• Work required
Filter the listing below down to the lines with the word "image" and copy those.

• Supplied material
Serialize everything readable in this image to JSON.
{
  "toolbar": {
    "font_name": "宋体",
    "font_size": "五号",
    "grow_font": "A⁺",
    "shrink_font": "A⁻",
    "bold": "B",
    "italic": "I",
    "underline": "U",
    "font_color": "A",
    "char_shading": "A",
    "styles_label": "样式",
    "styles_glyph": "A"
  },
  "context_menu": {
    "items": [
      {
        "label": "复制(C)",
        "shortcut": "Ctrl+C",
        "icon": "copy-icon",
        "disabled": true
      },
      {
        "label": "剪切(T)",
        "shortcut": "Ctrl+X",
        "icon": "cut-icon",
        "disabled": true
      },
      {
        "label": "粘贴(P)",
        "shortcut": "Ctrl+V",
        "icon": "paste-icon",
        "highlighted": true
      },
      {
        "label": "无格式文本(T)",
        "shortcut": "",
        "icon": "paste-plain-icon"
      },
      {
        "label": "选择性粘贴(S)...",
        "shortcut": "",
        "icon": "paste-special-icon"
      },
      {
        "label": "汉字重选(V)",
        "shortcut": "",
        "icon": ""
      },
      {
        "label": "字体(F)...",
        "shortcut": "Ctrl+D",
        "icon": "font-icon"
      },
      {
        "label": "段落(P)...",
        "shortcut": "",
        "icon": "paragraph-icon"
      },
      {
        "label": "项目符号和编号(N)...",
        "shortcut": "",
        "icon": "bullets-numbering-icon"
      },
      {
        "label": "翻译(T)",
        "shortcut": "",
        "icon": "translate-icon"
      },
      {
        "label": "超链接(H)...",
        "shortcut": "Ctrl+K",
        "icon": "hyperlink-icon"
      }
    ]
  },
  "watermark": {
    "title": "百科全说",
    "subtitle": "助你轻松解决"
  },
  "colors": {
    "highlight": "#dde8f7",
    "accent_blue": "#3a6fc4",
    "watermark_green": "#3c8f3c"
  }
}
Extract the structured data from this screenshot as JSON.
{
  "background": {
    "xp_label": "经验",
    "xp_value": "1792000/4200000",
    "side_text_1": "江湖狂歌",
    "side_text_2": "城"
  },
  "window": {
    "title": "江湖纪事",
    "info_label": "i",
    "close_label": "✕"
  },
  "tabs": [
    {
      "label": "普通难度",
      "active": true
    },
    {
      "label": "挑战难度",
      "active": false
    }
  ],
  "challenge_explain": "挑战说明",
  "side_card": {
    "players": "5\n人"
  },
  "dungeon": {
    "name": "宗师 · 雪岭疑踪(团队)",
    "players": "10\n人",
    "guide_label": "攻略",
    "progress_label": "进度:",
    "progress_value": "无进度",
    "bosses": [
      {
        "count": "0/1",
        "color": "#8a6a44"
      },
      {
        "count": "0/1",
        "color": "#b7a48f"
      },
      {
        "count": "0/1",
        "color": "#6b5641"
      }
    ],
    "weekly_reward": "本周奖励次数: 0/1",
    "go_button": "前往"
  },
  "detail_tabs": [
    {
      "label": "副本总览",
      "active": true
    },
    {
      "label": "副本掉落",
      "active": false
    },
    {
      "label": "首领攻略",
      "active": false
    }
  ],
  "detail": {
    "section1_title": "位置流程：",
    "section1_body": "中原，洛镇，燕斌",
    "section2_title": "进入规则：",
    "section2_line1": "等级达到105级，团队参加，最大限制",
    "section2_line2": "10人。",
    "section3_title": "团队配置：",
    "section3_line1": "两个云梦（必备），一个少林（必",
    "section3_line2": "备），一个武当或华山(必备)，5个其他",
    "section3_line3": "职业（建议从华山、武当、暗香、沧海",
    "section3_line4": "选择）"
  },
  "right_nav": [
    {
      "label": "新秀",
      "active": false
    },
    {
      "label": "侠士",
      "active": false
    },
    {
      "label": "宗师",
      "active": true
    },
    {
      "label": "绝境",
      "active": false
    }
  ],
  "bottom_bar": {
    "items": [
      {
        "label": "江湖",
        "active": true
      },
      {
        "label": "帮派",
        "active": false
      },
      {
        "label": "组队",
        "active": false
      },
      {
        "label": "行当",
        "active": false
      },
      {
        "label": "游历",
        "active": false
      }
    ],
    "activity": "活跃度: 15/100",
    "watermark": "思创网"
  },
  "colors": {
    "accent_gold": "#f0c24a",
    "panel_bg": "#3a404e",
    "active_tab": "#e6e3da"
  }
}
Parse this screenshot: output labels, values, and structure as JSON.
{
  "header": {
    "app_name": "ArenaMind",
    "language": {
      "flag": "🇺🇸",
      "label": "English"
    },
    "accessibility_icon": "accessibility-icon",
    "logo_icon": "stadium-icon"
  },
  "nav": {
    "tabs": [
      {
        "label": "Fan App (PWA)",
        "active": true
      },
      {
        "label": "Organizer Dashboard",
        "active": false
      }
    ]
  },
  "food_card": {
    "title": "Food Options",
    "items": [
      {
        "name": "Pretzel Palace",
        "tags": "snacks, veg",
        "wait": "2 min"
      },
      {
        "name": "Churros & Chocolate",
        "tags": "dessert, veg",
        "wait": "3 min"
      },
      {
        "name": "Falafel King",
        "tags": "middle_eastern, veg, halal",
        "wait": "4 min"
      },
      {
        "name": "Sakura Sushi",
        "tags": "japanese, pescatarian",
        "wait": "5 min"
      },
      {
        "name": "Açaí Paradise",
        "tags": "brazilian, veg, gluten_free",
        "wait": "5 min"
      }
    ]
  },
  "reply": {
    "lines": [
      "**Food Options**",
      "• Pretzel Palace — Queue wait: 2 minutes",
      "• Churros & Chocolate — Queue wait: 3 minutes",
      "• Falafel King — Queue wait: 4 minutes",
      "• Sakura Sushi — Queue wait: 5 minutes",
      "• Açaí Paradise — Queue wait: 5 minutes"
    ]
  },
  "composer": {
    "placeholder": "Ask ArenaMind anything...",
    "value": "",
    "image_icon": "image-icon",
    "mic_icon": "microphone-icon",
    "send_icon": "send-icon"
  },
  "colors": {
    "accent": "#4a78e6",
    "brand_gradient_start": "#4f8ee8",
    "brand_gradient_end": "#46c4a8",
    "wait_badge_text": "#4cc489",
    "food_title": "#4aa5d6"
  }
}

• Response to the task
Serialize everything readable in this image to JSON.
    "image_icon": "image-icon",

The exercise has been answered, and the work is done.